Instructions to follow: Copy the data that follows exactly. Include no pictures.

Available data:
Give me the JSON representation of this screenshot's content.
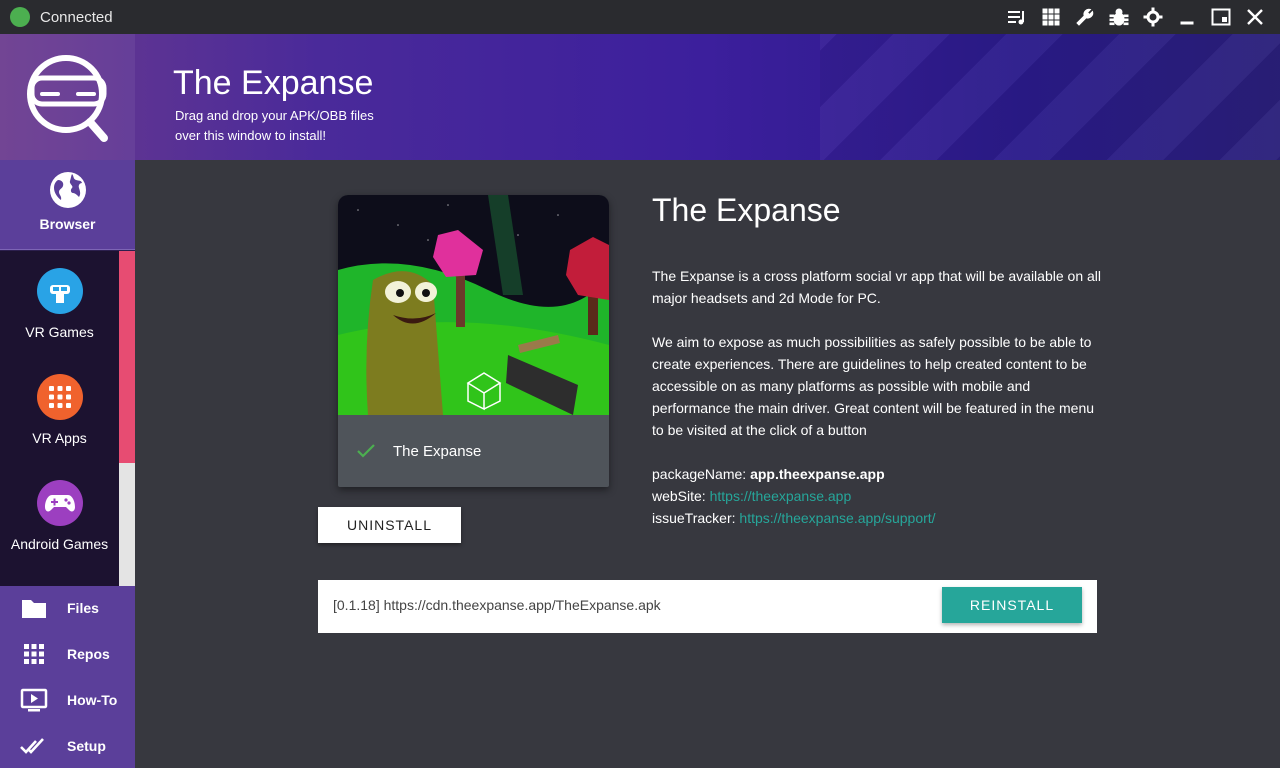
{
  "titlebar": {
    "status": "Connected",
    "status_color": "#4caf50",
    "icons": [
      "queue-icon",
      "grid-icon",
      "wrench-icon",
      "bug-icon",
      "gear-icon",
      "minimize-icon",
      "restore-icon",
      "close-icon"
    ]
  },
  "header": {
    "title": "The Expanse",
    "subtitle": "Drag and drop your APK/OBB files over this window to install!"
  },
  "sidebar": {
    "browser": {
      "label": "Browser",
      "icon": "globe-icon"
    },
    "categories": [
      {
        "label": "VR Games",
        "icon": "vr-player-icon",
        "color": "#29a3e6"
      },
      {
        "label": "VR Apps",
        "icon": "apps-grid-icon",
        "color": "#f0622d"
      },
      {
        "label": "Android Games",
        "icon": "gamepad-icon",
        "color": "#9c3fc0"
      }
    ],
    "links": [
      {
        "label": "Files",
        "icon": "folder-icon"
      },
      {
        "label": "Repos",
        "icon": "grid-icon"
      },
      {
        "label": "How-To",
        "icon": "play-video-icon"
      },
      {
        "label": "Setup",
        "icon": "double-check-icon"
      }
    ]
  },
  "card": {
    "name": "The Expanse",
    "installed": true
  },
  "actions": {
    "uninstall": "UNINSTALL",
    "reinstall": "REINSTALL"
  },
  "detail": {
    "title": "The Expanse",
    "description": [
      "The Expanse is a cross platform social vr app that will be available on all major headsets and 2d Mode for PC.",
      "We aim to expose as much possibilities as safely possible to be able to create experiences. There are guidelines to help created content to be accessible on as many platforms as possible with mobile and performance the main driver. Great content will be featured in the menu to be visited at the click of a button"
    ],
    "package_label": "packageName:",
    "package_value": "app.theexpanse.app",
    "website_label": "webSite:",
    "website_value": "https://theexpanse.app",
    "tracker_label": "issueTracker:",
    "tracker_value": "https://theexpanse.app/support/"
  },
  "source": {
    "text": "[0.1.18] https://cdn.theexpanse.app/TheExpanse.apk"
  },
  "accent": "#26a69a"
}
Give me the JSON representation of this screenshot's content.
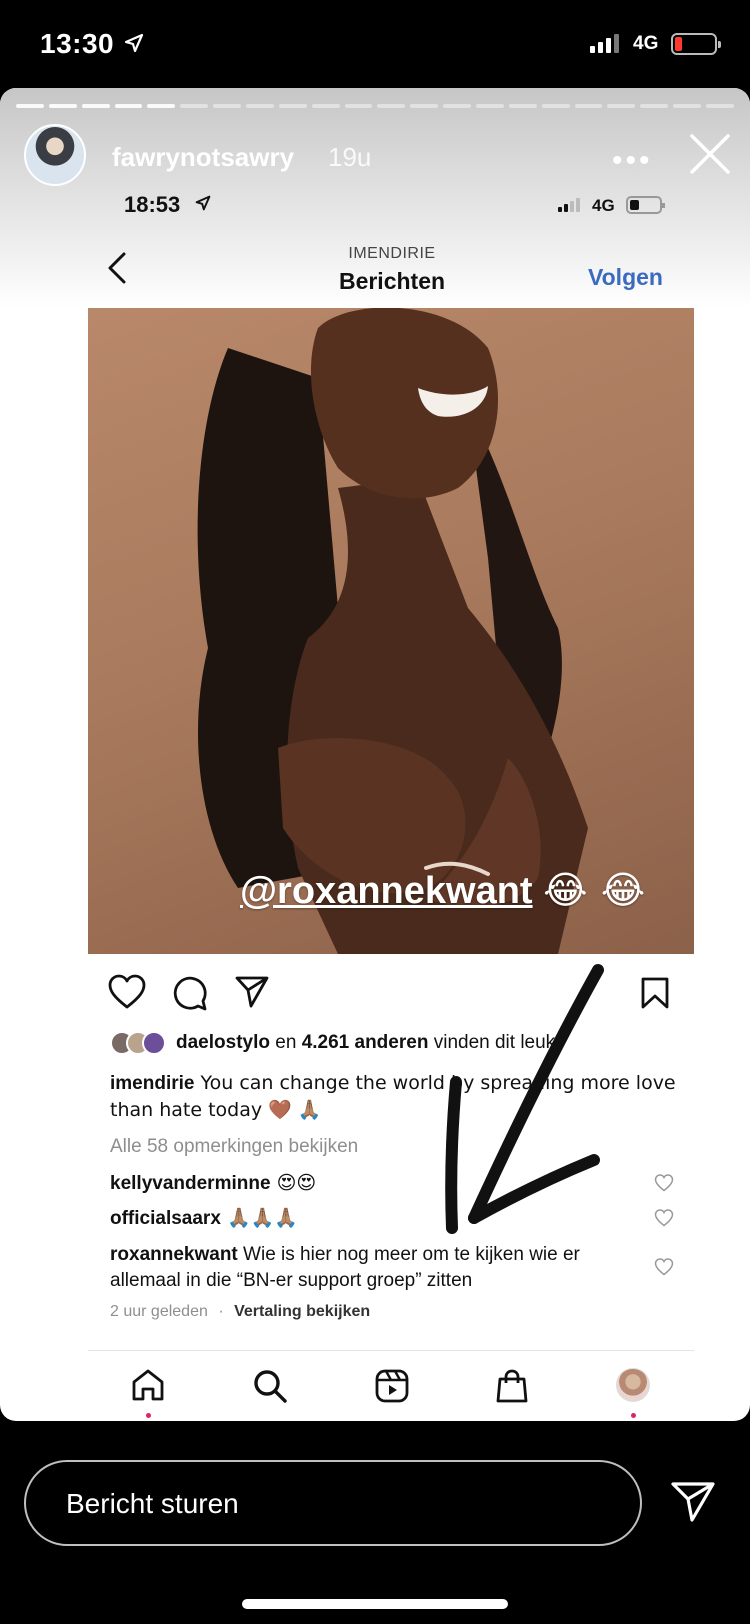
{
  "status_bar": {
    "time": "13:30",
    "network": "4G"
  },
  "story": {
    "username": "fawrynotsawry",
    "age": "19u",
    "more_label": "•••"
  },
  "inner_screenshot": {
    "status": {
      "time": "18:53",
      "network": "4G"
    },
    "owner": "IMENDIRIE",
    "title": "Berichten",
    "follow": "Volgen",
    "mention": "@roxannekwant",
    "mention_emoji": "😂 😂",
    "likes": {
      "user": "daelostylo",
      "text_mid": " en ",
      "count": "4.261 anderen",
      "text_end": " vinden dit leuk"
    },
    "caption": {
      "user": "imendirie",
      "text": " You can change the world by spreading more love than hate today 🤎 🙏🏽"
    },
    "view_all_comments": "Alle 58 opmerkingen bekijken",
    "comments": [
      {
        "user": "kellyvanderminne",
        "text": " 😍😍"
      },
      {
        "user": "officialsaarx",
        "text": " 🙏🏽🙏🏽🙏🏽"
      },
      {
        "user": "roxannekwant",
        "text": " Wie is hier nog meer om te kijken wie er allemaal in die “BN-er support groep” zitten"
      }
    ],
    "meta": {
      "time": "2 uur geleden",
      "separator": "·",
      "translate": "Vertaling bekijken"
    }
  },
  "reply": {
    "placeholder": "Bericht sturen"
  },
  "colors": {
    "follow": "#3a6bc0",
    "link_gray": "#8e8e8e",
    "notification_dot": "#e0245e"
  }
}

Task result:
Give me the JSON representation of this screenshot's content.
{
  "titlebar": {
    "status": "Connected",
    "status_color": "#4caf50",
    "icons": [
      "queue-icon",
      "grid-icon",
      "wrench-icon",
      "bug-icon",
      "gear-icon",
      "minimize-icon",
      "restore-icon",
      "close-icon"
    ]
  },
  "header": {
    "title": "The Expanse",
    "subtitle": "Drag and drop your APK/OBB files over this window to install!"
  },
  "sidebar": {
    "browser": {
      "label": "Browser",
      "icon": "globe-icon"
    },
    "categories": [
      {
        "label": "VR Games",
        "icon": "vr-player-icon",
        "color": "#29a3e6"
      },
      {
        "label": "VR Apps",
        "icon": "apps-grid-icon",
        "color": "#f0622d"
      },
      {
        "label": "Android Games",
        "icon": "gamepad-icon",
        "color": "#9c3fc0"
      }
    ],
    "links": [
      {
        "label": "Files",
        "icon": "folder-icon"
      },
      {
        "label": "Repos",
        "icon": "grid-icon"
      },
      {
        "label": "How-To",
        "icon": "play-video-icon"
      },
      {
        "label": "Setup",
        "icon": "double-check-icon"
      }
    ]
  },
  "card": {
    "name": "The Expanse",
    "installed": true
  },
  "actions": {
    "uninstall": "UNINSTALL",
    "reinstall": "REINSTALL"
  },
  "detail": {
    "title": "The Expanse",
    "description": [
      "The Expanse is a cross platform social vr app that will be available on all major headsets and 2d Mode for PC.",
      "We aim to expose as much possibilities as safely possible to be able to create experiences. There are guidelines to help created content to be accessible on as many platforms as possible with mobile and performance the main driver. Great content will be featured in the menu to be visited at the click of a button"
    ],
    "package_label": "packageName:",
    "package_value": "app.theexpanse.app",
    "website_label": "webSite:",
    "website_value": "https://theexpanse.app",
    "tracker_label": "issueTracker:",
    "tracker_value": "https://theexpanse.app/support/"
  },
  "source": {
    "text": "[0.1.18] https://cdn.theexpanse.app/TheExpanse.apk"
  },
  "accent": "#26a69a"
}
Give me the JSON representation of this screenshot's content.
{
  "status_bar": {
    "time": "13:30",
    "network": "4G"
  },
  "story": {
    "username": "fawrynotsawry",
    "age": "19u",
    "more_label": "•••"
  },
  "inner_screenshot": {
    "status": {
      "time": "18:53",
      "network": "4G"
    },
    "owner": "IMENDIRIE",
    "title": "Berichten",
    "follow": "Volgen",
    "mention": "@roxannekwant",
    "mention_emoji": "😂 😂",
    "likes": {
      "user": "daelostylo",
      "text_mid": " en ",
      "count": "4.261 anderen",
      "text_end": " vinden dit leuk"
    },
    "caption": {
      "user": "imendirie",
      "text": " You can change the world by spreading more love than hate today 🤎 🙏🏽"
    },
    "view_all_comments": "Alle 58 opmerkingen bekijken",
    "comments": [
      {
        "user": "kellyvanderminne",
        "text": " 😍😍"
      },
      {
        "user": "officialsaarx",
        "text": " 🙏🏽🙏🏽🙏🏽"
      },
      {
        "user": "roxannekwant",
        "text": " Wie is hier nog meer om te kijken wie er allemaal in die “BN-er support groep” zitten"
      }
    ],
    "meta": {
      "time": "2 uur geleden",
      "separator": "·",
      "translate": "Vertaling bekijken"
    }
  },
  "reply": {
    "placeholder": "Bericht sturen"
  },
  "colors": {
    "follow": "#3a6bc0",
    "link_gray": "#8e8e8e",
    "notification_dot": "#e0245e"
  }
}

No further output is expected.